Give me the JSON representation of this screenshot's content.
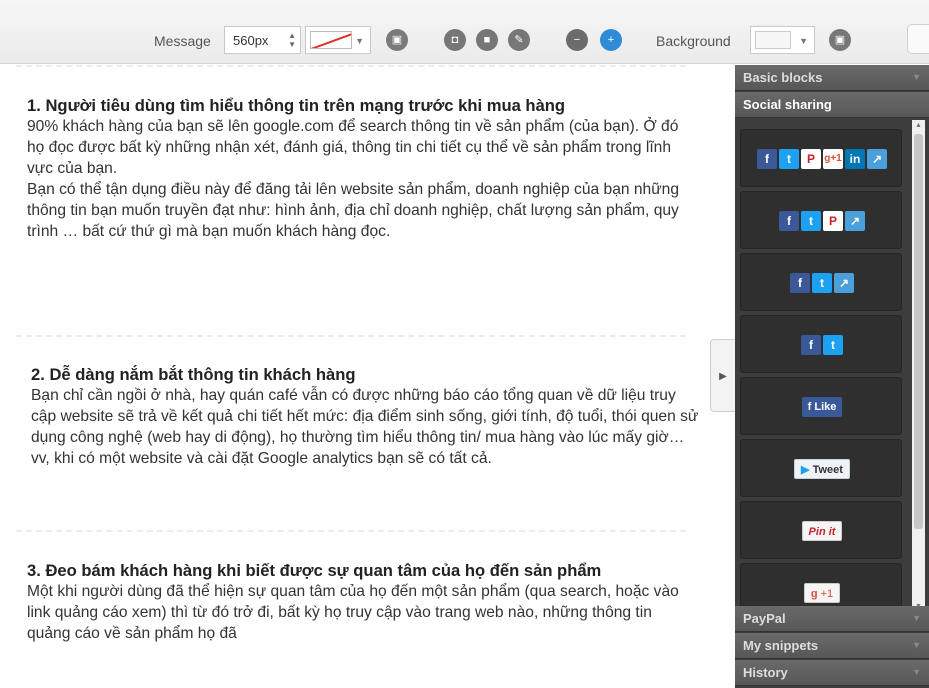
{
  "toolbar": {
    "message_label": "Message",
    "width_value": "560px",
    "background_label": "Background",
    "icons": [
      "image-icon",
      "fit-icon",
      "fill-icon",
      "wand-icon",
      "remove-icon",
      "add-icon",
      "bg-image-icon"
    ],
    "accent_color": "#2f8ad8"
  },
  "content": {
    "sections": [
      {
        "title": "1. Người tiêu dùng tìm hiểu thông tin trên mạng trước khi mua hàng",
        "paragraphs": [
          "90% khách hàng của bạn sẽ lên google.com để search thông tin về sản phẩm (của bạn). Ở đó họ đọc được bất kỳ những nhận xét, đánh giá, thông tin chi tiết cụ thể về sản phẩm trong lĩnh vực của bạn.",
          "Bạn có thể tận dụng điều này để đăng tải lên website sản phẩm, doanh nghiệp của bạn những thông tin bạn muốn truyền đạt như: hình ảnh, địa chỉ doanh nghiệp, chất lượng sản phẩm, quy trình … bất cứ thứ gì mà bạn muốn khách hàng đọc."
        ]
      },
      {
        "title": "2. Dễ dàng nắm bắt thông tin khách hàng",
        "paragraphs": [
          "Bạn chỉ cần ngồi ở nhà, hay quán café vẫn có được những báo cáo tổng quan về dữ liệu truy cập website sẽ trả về kết quả chi tiết hết mức: địa điểm sinh sống, giới tính, độ tuổi, thói quen sử dụng công nghệ (web hay di động), họ thường tìm hiểu thông tin/ mua hàng vào lúc mấy giờ… vv, khi có một website và cài đặt Google analytics bạn sẽ có tất cả."
        ]
      },
      {
        "title": "3. Đeo bám khách hàng khi biết được sự quan tâm của họ đến sản phẩm",
        "paragraphs": [
          "Một khi người dùng đã thể hiện sự quan tâm của họ đến một sản phẩm (qua search, hoặc vào link quảng cáo xem) thì từ đó trở đi, bất kỳ họ truy cập vào trang web nào, những thông tin quảng cáo về sản phẩm họ đã"
        ]
      }
    ]
  },
  "sidebar": {
    "headers": {
      "basic": "Basic blocks",
      "social": "Social sharing",
      "paypal": "PayPal",
      "snippets": "My snippets",
      "history": "History"
    },
    "social": {
      "fb_glyph": "f",
      "tw_glyph": "t",
      "pi_glyph": "P",
      "gp_glyph": "g+1",
      "li_glyph": "in",
      "sh_glyph": "↗",
      "like_label": "Like",
      "tweet_label": "Tweet",
      "pinit_label": "Pin it",
      "gplus_count": "+1"
    }
  }
}
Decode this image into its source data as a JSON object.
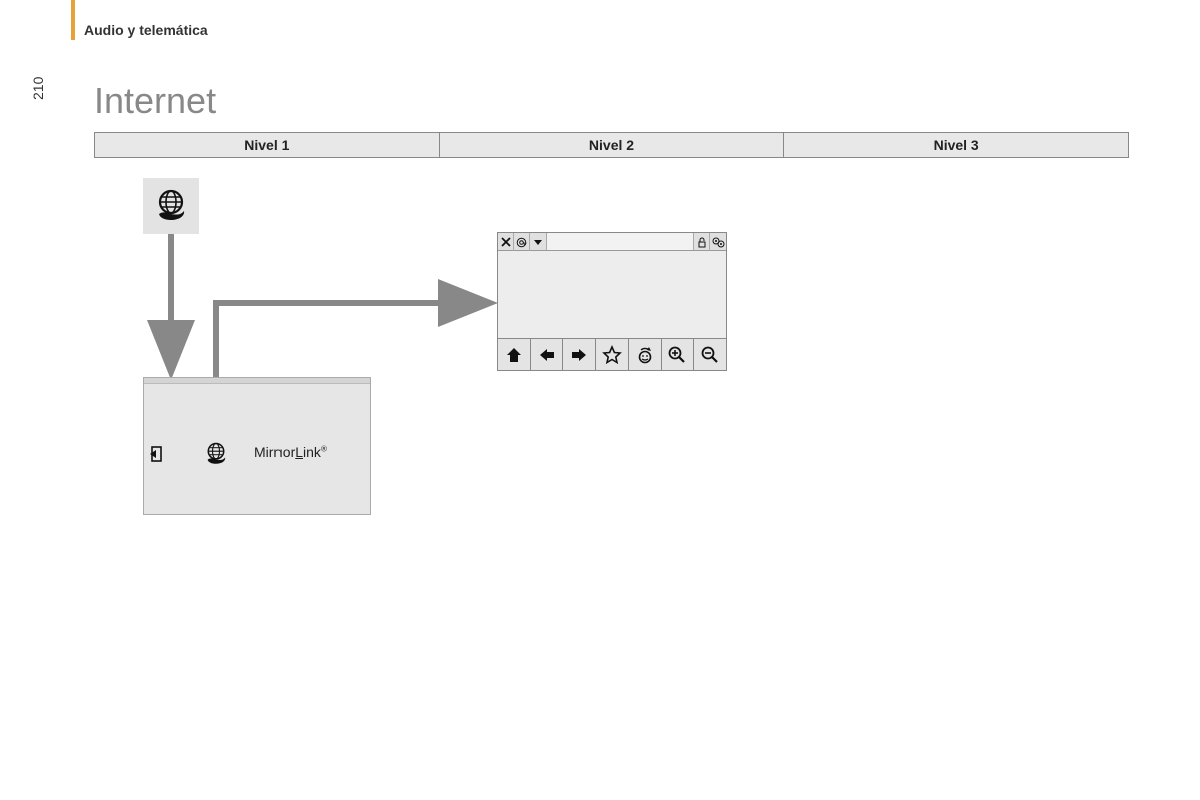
{
  "page_number": "210",
  "section_header": "Audio y telemática",
  "page_title": "Internet",
  "levels": [
    "Nivel 1",
    "Nivel 2",
    "Nivel 3"
  ],
  "app_panel": {
    "mirrorlink_label": "MirrorLink"
  },
  "icons": {
    "globe": "globe-hand-icon",
    "app_exit": "exit-icon",
    "app_globe": "globe-hand-icon",
    "browser_top": [
      "close-icon",
      "at-icon",
      "dropdown-icon",
      "lock-icon",
      "settings-icon"
    ],
    "browser_bottom": [
      "home-icon",
      "back-icon",
      "forward-icon",
      "star-icon",
      "refresh-icon",
      "zoom-in-icon",
      "zoom-out-icon"
    ]
  }
}
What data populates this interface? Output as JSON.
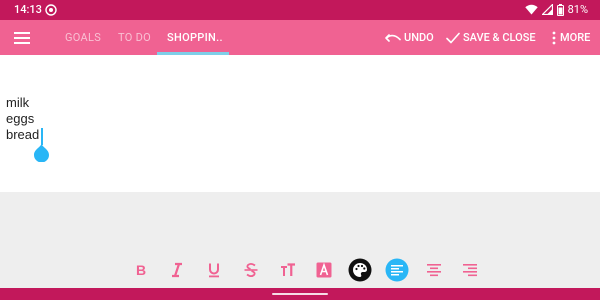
{
  "colors": {
    "status_bar": "#c2185b",
    "toolbar": "#f06292",
    "tab_indicator": "#7fcfe8",
    "format_icon": "#f06292",
    "cursor": "#29b6f6",
    "editor_bg": "#ffffff",
    "panel_bg": "#eeeeee"
  },
  "status_bar": {
    "time": "14:13",
    "battery": "81%",
    "icons": [
      "notification-circle-icon",
      "wifi-icon",
      "signal-icon",
      "battery-icon"
    ]
  },
  "toolbar": {
    "menu_icon": "hamburger-menu-icon",
    "tabs": [
      {
        "label": "GOALS",
        "active": false
      },
      {
        "label": "TO DO",
        "active": false
      },
      {
        "label": "SHOPPIN..",
        "active": true
      }
    ],
    "actions": {
      "undo": "UNDO",
      "save_close": "SAVE & CLOSE",
      "more": "MORE"
    }
  },
  "editor": {
    "lines": [
      "milk",
      "eggs",
      "bread"
    ]
  },
  "format_toolbar": {
    "buttons": [
      {
        "name": "bold-icon",
        "active": false
      },
      {
        "name": "italic-icon",
        "active": false
      },
      {
        "name": "underline-icon",
        "active": false
      },
      {
        "name": "strikethrough-icon",
        "active": false
      },
      {
        "name": "text-size-icon",
        "active": false
      },
      {
        "name": "text-color-icon",
        "active": false
      },
      {
        "name": "palette-icon",
        "active": false
      },
      {
        "name": "align-left-icon",
        "active": true
      },
      {
        "name": "align-center-icon",
        "active": false
      },
      {
        "name": "align-right-icon",
        "active": false
      }
    ]
  }
}
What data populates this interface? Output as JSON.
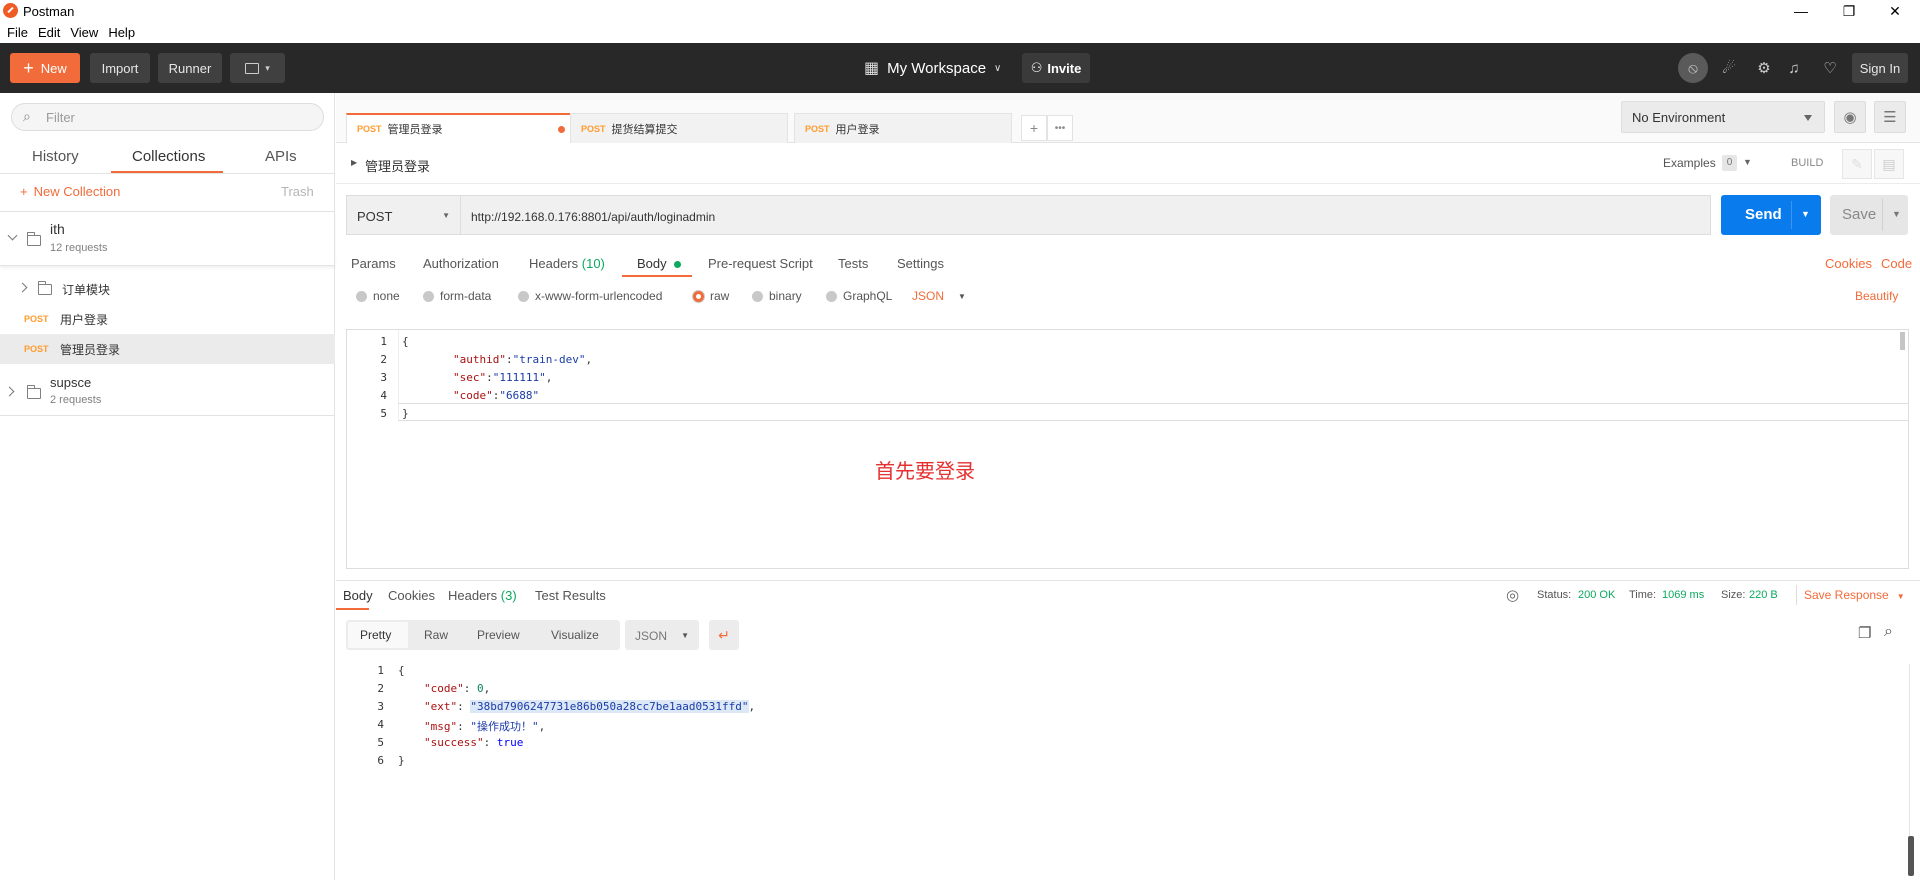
{
  "window": {
    "title": "Postman"
  },
  "menu": [
    "File",
    "Edit",
    "View",
    "Help"
  ],
  "header": {
    "new_label": "New",
    "import_label": "Import",
    "runner_label": "Runner",
    "workspace_label": "My Workspace",
    "invite_label": "Invite",
    "signin_label": "Sign In"
  },
  "sidebar": {
    "filter_placeholder": "Filter",
    "tabs": [
      "History",
      "Collections",
      "APIs"
    ],
    "new_collection": "New Collection",
    "trash": "Trash",
    "collections": [
      {
        "name": "ith",
        "count": "12 requests"
      },
      {
        "name": "supsce",
        "count": "2 requests"
      }
    ],
    "folder": "订单模块",
    "requests": [
      {
        "method": "POST",
        "name": "用户登录"
      },
      {
        "method": "POST",
        "name": "管理员登录"
      }
    ]
  },
  "tabs": [
    {
      "method": "POST",
      "name": "管理员登录"
    },
    {
      "method": "POST",
      "name": "提货结算提交"
    },
    {
      "method": "POST",
      "name": "用户登录"
    }
  ],
  "environment": {
    "selected": "No Environment"
  },
  "request": {
    "name": "管理员登录",
    "examples_label": "Examples",
    "examples_count": "0",
    "build_label": "BUILD",
    "method": "POST",
    "url": "http://192.168.0.176:8801/api/auth/loginadmin",
    "send_label": "Send",
    "save_label": "Save",
    "tabs": [
      "Params",
      "Authorization",
      "Headers",
      "Body",
      "Pre-request Script",
      "Tests",
      "Settings"
    ],
    "headers_count": "(10)",
    "cookies_link": "Cookies",
    "code_link": "Code",
    "body_types": [
      "none",
      "form-data",
      "x-www-form-urlencoded",
      "raw",
      "binary",
      "GraphQL"
    ],
    "body_format": "JSON",
    "beautify": "Beautify",
    "annotation": "首先要登录",
    "body_lines": [
      {
        "n": "1",
        "text": "{"
      },
      {
        "n": "2",
        "key": "\"authid\"",
        "val": "\"train-dev\""
      },
      {
        "n": "3",
        "key": "\"sec\"",
        "val": "\"111111\""
      },
      {
        "n": "4",
        "key": "\"code\"",
        "val": "\"6688\""
      },
      {
        "n": "5",
        "text": "}"
      }
    ]
  },
  "response": {
    "tabs": [
      "Body",
      "Cookies",
      "Headers",
      "Test Results"
    ],
    "headers_count": "(3)",
    "status_label": "Status:",
    "status_value": "200 OK",
    "time_label": "Time:",
    "time_value": "1069 ms",
    "size_label": "Size:",
    "size_value": "220 B",
    "save_response": "Save Response",
    "views": [
      "Pretty",
      "Raw",
      "Preview",
      "Visualize"
    ],
    "format": "JSON",
    "lines": [
      {
        "n": "1",
        "text": "{"
      },
      {
        "n": "2",
        "key": "\"code\"",
        "val": "0",
        "type": "num"
      },
      {
        "n": "3",
        "key": "\"ext\"",
        "val": "\"38bd7906247731e86b050a28cc7be1aad0531ffd\"",
        "type": "str"
      },
      {
        "n": "4",
        "key": "\"msg\"",
        "val": "\"操作成功！\"",
        "type": "str"
      },
      {
        "n": "5",
        "key": "\"success\"",
        "val": "true",
        "type": "kw"
      },
      {
        "n": "6",
        "text": "}"
      }
    ]
  },
  "colors": {
    "accent": "#f26b3a",
    "send": "#097bed",
    "header_bg": "#282828",
    "status_ok": "#0ca95e"
  }
}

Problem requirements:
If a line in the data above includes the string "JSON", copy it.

Solution to this problem:
Give me the JSON representation of this screenshot's content.
Decode this image into its source data as a JSON object.
What data populates this interface? Output as JSON.
What data populates this interface? Output as JSON.
    "body_format": "JSON",
    "format": "JSON",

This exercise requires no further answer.